# SOURCE INFORMATION
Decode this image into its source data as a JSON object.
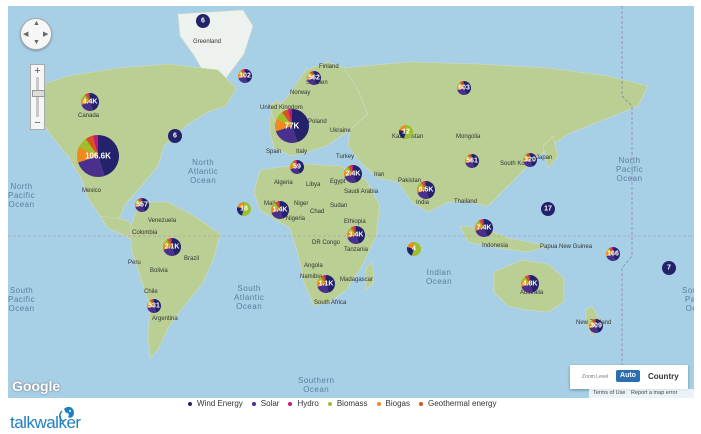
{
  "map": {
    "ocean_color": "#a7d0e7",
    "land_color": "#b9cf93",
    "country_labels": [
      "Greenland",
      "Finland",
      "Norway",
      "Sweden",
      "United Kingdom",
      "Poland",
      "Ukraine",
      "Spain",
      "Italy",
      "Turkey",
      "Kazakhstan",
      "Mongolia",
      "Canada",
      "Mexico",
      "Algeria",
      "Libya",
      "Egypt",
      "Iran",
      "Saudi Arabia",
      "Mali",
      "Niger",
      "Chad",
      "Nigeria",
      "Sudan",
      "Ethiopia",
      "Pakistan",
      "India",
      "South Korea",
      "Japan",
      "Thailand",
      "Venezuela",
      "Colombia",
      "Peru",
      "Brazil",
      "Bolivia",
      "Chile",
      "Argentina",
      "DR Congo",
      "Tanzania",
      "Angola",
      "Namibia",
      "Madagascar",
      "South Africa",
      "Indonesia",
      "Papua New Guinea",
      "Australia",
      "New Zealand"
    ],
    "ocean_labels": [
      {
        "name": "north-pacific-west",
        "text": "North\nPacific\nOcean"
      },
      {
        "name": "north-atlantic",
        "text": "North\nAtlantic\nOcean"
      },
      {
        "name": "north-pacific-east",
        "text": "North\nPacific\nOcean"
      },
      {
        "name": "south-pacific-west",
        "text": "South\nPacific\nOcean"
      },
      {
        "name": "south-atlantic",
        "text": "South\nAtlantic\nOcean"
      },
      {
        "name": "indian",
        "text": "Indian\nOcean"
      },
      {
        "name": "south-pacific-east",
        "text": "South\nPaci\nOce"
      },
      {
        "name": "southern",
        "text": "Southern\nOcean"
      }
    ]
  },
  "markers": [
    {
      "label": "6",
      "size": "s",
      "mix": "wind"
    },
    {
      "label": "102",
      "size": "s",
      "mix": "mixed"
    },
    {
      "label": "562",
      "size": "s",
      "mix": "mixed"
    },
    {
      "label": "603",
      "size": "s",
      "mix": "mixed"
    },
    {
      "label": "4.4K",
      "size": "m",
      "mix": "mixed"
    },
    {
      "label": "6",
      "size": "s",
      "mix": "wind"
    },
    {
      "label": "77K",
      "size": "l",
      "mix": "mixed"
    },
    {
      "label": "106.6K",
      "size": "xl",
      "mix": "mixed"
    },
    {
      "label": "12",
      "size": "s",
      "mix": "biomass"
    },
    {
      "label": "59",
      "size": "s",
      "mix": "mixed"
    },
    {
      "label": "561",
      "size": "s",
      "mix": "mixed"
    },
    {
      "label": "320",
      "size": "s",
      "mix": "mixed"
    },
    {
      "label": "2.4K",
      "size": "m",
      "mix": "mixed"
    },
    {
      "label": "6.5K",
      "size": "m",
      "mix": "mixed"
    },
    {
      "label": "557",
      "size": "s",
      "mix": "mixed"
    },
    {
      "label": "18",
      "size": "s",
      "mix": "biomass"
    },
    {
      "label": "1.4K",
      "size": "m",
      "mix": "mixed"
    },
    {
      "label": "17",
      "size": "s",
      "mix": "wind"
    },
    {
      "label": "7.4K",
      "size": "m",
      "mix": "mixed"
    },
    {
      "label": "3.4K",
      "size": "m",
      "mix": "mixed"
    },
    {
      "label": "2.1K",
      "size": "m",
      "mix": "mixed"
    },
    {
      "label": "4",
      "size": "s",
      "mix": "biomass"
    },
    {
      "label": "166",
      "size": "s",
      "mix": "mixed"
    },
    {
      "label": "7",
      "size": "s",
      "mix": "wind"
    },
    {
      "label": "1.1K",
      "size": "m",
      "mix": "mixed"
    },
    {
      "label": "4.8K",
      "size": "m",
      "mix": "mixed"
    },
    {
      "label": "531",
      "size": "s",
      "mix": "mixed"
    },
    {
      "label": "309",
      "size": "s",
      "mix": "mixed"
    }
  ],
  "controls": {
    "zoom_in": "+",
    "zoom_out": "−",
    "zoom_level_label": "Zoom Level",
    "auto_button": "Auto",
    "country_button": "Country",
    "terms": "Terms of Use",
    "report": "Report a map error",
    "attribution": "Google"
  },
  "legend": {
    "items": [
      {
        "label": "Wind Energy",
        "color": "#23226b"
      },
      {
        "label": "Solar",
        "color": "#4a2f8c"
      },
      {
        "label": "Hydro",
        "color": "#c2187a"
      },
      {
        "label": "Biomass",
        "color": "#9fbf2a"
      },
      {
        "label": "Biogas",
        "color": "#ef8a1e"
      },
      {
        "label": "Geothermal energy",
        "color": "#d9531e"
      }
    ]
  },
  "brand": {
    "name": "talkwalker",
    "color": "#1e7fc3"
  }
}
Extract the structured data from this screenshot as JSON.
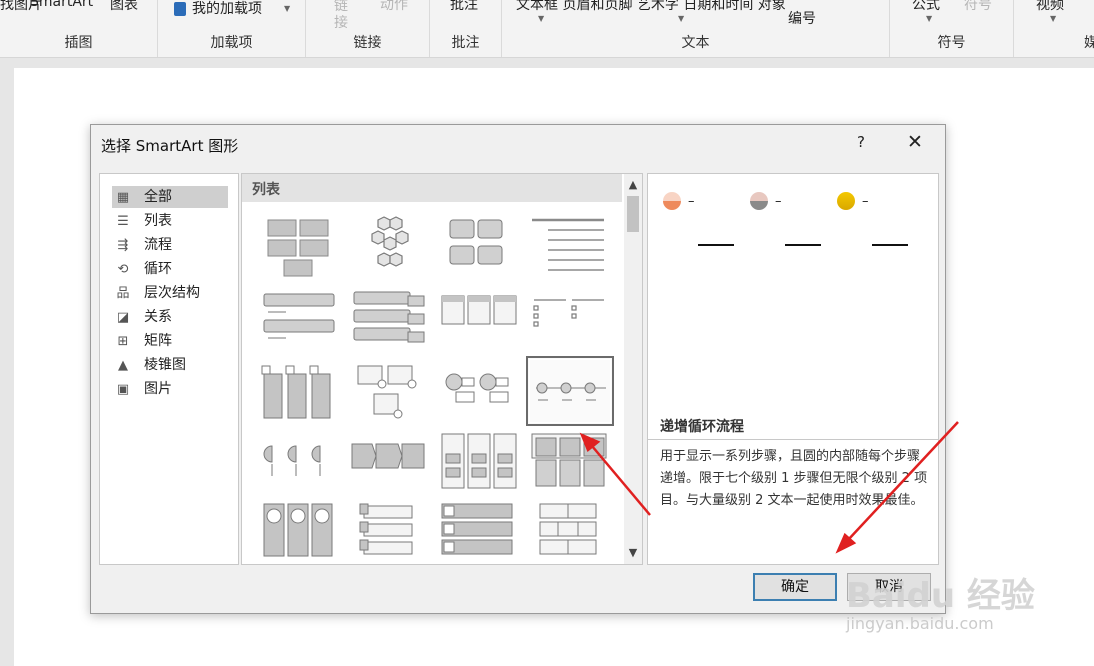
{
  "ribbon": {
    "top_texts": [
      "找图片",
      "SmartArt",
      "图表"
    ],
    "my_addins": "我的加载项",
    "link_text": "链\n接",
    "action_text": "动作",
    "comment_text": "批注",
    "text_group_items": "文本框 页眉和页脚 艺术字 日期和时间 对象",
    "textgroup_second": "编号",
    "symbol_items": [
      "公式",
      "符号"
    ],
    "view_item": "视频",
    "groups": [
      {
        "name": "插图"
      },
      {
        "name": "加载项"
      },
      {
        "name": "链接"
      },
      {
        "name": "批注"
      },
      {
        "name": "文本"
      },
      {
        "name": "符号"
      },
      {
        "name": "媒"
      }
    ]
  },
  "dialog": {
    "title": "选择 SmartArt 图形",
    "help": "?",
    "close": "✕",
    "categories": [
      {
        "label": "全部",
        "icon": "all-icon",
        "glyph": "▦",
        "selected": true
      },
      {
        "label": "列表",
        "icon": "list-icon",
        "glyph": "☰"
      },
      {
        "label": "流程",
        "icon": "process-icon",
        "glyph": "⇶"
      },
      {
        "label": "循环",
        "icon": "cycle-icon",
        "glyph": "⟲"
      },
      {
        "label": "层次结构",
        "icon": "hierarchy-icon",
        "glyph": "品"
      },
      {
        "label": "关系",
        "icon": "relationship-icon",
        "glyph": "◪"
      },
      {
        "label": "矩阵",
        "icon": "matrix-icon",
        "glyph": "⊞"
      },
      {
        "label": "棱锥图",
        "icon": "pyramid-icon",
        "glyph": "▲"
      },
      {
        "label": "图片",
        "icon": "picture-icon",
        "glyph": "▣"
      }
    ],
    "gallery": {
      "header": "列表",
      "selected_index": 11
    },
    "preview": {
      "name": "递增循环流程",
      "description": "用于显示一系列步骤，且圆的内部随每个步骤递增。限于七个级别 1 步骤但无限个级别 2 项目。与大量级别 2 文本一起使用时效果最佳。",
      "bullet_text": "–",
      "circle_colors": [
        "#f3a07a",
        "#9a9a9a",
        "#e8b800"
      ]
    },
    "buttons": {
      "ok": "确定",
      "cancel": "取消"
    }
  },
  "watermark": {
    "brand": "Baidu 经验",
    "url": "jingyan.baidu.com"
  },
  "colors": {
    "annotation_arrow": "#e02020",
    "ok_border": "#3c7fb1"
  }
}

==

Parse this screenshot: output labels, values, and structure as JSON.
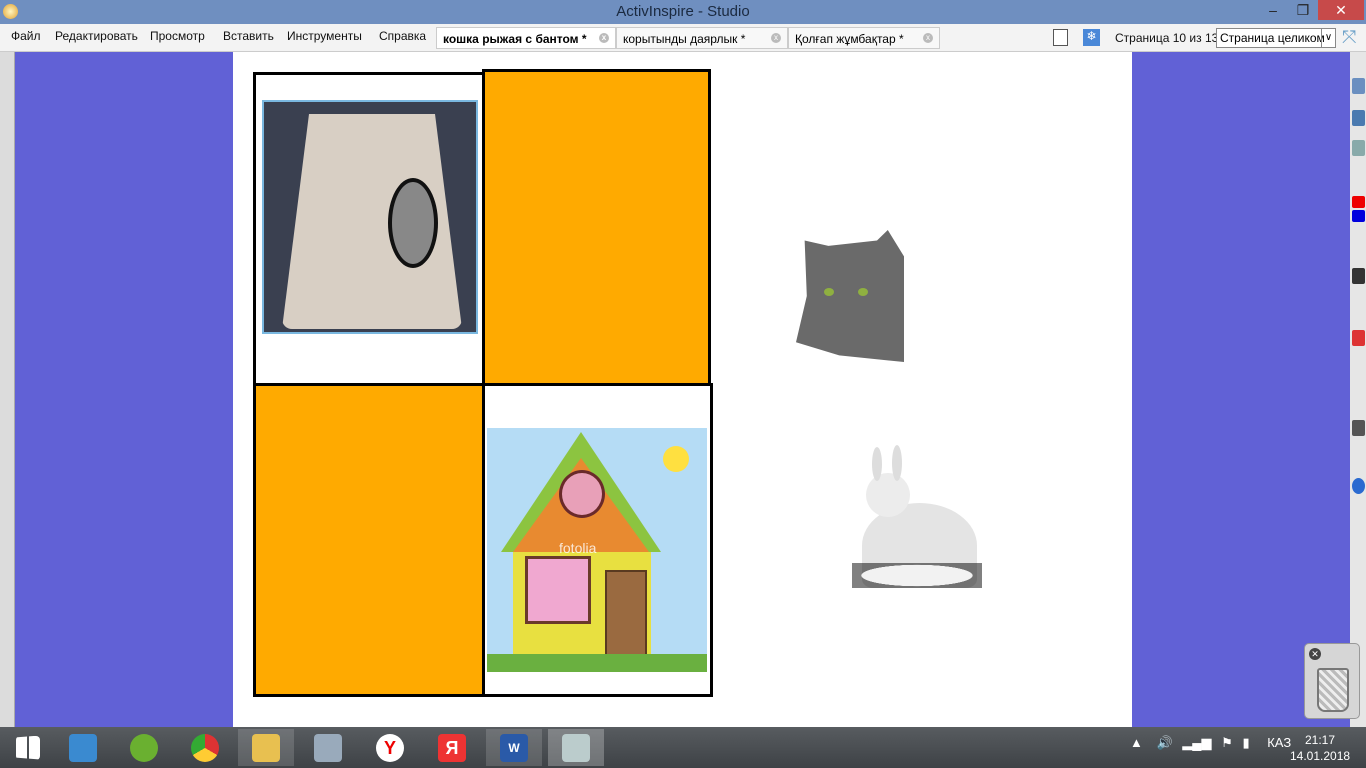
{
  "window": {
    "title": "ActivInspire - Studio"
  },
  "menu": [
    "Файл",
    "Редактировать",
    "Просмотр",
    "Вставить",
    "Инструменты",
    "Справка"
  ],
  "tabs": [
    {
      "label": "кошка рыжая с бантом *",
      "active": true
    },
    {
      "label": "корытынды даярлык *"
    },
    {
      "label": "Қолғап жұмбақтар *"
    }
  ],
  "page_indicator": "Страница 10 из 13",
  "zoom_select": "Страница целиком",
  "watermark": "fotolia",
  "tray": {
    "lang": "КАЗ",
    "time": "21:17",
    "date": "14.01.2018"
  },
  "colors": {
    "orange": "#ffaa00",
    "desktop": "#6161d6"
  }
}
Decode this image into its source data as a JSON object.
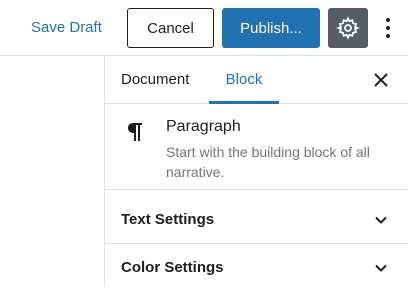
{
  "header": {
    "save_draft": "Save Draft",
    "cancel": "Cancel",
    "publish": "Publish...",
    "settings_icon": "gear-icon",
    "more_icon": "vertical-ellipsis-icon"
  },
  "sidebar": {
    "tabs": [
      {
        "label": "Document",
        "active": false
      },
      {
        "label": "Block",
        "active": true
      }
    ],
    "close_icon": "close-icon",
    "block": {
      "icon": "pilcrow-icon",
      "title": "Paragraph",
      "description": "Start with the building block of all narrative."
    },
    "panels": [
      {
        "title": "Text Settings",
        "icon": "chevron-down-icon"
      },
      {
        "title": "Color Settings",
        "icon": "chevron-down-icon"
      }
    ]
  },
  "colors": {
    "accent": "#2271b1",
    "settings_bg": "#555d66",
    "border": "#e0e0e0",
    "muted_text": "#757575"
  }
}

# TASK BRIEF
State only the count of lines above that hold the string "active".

# RESPONSE
3